“ChORUS is a collaborative partnership designed to promote lifelong independent mobility for our aging population,” says Guan Xu, a program manager in FHWA’s Office of Safety.

The site’s resources are as comprehensive as its audience is diverse. Highway engineers can find technical manuals; motor vehicle administrators can find State-by-State licensing policies; medical professionals can find the latest research; older drivers can find self-assessments and tips; and family and caregivers can find a supportive online community.

Built as a comprehensive resource, ChORUS covers all three major components of highway safety: safe roadways, safe road users, and safe vehicles.

Safe Roadways

Communities across the country can realize tremendous safety gains by implementing proven and cost-effective design features and crash countermeasures on their roads. From retroreflective signage that helps older drivers navigate at night to left-turn lanes that improve sight distance at intersections and prevent deadly right-angle crashes, infrastructure solutions are integral to enhance safety for the aging road user. ChORUS provides quick and easy access to design guidelines for the aging population, technical documents, case studies and success stories, and information about innovative financing solutions.

Safe Road Users

ChORUS includes a wealth of information designed to support aging drivers, from self-assessments and links to refresher courses, to State-specific licensing information. Recognizing that driving is simply not an option in all cases, the clearinghouse also promotes safe cycling and walking, provides support for families and caregivers concerned about their loved ones, and highlights alternative transportation options that may be available.

Screen capture of the home page of the Clearinghouse for Older Road User Safety Web site.


Safe Vehicles

The greatest risk to aging drivers is fragility that makes crash survival and recovery more difficult. As such, this is a group that especially stands to benefit from vehicle safety technologies both emerging (such as forward collision mitigation) and familiar (such as well-designed crumple zones). ChORUS promotes safer vehicles for seniors by featuring a range of consumer-friendly information, including education on how to interpret safety and crash ratings, overviews of cutting-edge technologies, and simple tips on helpful features to look for in any car (such as wider mirrors). The site also includes a wealth of resources for researchers, engineers, industry, the media, and others who help advance vehicle safety.

An Up-to-Date Resource

ChORUS is managed by a team of specialists in highway safety, gerontology, and information technology. A group of subject matter experts provides input on content governance and oversight. FHWA, through a cooperative agreement with the Roadway Safety Foundation, provides input on ChORUS content, tools, and programs related to safer road designs and best practices for improving community safety through infrastructure enhancements.

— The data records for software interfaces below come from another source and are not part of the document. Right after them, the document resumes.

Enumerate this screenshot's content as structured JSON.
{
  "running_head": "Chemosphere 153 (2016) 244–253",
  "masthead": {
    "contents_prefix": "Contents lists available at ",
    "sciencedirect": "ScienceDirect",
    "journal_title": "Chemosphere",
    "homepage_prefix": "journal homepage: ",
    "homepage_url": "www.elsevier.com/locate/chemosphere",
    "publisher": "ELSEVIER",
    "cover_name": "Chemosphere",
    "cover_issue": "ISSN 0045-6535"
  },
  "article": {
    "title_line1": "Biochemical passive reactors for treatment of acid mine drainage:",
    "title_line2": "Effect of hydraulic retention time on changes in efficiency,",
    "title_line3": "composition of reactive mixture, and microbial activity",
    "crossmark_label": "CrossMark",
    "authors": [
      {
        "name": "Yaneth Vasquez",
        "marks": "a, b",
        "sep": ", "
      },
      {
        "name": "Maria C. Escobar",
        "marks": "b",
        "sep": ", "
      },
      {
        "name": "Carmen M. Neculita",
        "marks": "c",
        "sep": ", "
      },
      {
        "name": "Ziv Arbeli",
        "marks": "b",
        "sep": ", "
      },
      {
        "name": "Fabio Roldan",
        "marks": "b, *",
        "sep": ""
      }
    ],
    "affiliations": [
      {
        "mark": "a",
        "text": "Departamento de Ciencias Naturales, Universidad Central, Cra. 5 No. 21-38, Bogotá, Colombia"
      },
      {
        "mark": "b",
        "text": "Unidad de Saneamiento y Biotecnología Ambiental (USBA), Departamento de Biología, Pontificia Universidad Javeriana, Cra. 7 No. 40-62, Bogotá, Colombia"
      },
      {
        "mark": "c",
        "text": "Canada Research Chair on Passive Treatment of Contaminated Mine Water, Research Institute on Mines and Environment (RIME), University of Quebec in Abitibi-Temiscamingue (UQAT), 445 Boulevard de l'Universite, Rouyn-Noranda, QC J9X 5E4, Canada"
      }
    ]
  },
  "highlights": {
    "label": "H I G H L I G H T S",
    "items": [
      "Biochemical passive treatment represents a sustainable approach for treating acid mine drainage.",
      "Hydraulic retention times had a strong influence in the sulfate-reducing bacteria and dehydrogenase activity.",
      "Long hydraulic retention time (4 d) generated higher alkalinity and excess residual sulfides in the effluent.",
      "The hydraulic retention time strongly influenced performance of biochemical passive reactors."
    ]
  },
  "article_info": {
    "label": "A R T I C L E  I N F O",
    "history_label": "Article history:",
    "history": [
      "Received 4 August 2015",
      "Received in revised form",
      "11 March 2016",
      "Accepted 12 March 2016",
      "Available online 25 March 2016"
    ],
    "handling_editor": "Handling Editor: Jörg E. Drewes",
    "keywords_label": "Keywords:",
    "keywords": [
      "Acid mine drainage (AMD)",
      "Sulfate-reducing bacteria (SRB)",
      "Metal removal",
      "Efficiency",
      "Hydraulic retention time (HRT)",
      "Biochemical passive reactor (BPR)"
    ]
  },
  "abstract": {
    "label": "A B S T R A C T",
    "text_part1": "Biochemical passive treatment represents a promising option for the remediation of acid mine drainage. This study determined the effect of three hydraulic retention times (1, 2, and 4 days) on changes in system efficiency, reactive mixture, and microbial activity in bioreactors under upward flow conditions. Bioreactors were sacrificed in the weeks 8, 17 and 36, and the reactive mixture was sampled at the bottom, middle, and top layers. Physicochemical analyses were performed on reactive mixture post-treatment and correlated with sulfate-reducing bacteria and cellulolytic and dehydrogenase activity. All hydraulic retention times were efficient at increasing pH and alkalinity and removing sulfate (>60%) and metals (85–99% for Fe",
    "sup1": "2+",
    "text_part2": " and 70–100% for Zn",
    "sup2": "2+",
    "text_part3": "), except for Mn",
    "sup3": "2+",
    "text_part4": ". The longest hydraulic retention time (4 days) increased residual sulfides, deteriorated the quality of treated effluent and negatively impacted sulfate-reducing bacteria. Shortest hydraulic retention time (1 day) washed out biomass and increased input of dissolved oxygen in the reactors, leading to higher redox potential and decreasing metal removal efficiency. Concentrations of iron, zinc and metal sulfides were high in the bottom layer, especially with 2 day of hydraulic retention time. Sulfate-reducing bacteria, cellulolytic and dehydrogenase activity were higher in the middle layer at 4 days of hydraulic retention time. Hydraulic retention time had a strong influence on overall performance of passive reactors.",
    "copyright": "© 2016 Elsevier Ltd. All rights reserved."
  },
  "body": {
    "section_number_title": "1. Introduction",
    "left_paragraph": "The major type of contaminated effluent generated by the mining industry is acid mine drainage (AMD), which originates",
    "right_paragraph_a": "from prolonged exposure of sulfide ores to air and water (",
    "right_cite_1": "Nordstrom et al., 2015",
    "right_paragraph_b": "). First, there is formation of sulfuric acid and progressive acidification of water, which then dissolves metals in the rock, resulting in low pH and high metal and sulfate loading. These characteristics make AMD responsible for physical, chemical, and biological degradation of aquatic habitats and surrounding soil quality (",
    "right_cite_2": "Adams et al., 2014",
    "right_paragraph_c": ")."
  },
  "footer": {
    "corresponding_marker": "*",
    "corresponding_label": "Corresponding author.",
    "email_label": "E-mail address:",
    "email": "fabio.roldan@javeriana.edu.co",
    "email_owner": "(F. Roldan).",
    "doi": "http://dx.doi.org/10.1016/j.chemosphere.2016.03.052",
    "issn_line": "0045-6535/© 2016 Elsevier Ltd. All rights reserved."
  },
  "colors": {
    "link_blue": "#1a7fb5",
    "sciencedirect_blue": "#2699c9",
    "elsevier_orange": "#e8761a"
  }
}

NHTSA is responsible for information and resources pertaining to its areas of expertise, particularly driver behavior initiatives and motor vehicle safety, including recalls.

The resources on the site are organized into six categories: safer roads, being a safer road user, safer vehicles, family/caregiver resources and alternative transportation, research, and policy, enforcement, and medical fitness. Users can browse within categories, or search for specific information narrowed by category, resource type, State, and keywords.

“Staying active and connected can promote healthy aging,” says Bruce Hamilton, director of Safety and Research Programs with the Roadway Safety Foundation. “ChORUS was developed with this ultimate goal in mind.”

For more information, visit www.roadsafeseniors.org or contact Guan Xu at guan.xu@dot.gov.

Carrie Boris is a contributing editor for Public Roads.



Federal Highway Administration | 1200 New Jersey Avenue, SE | Washington, DC 20590 | 202-366-4000
Turner-Fairbank Highway Research Center | 6300 Georgetown Pike | McLean, VA | 22101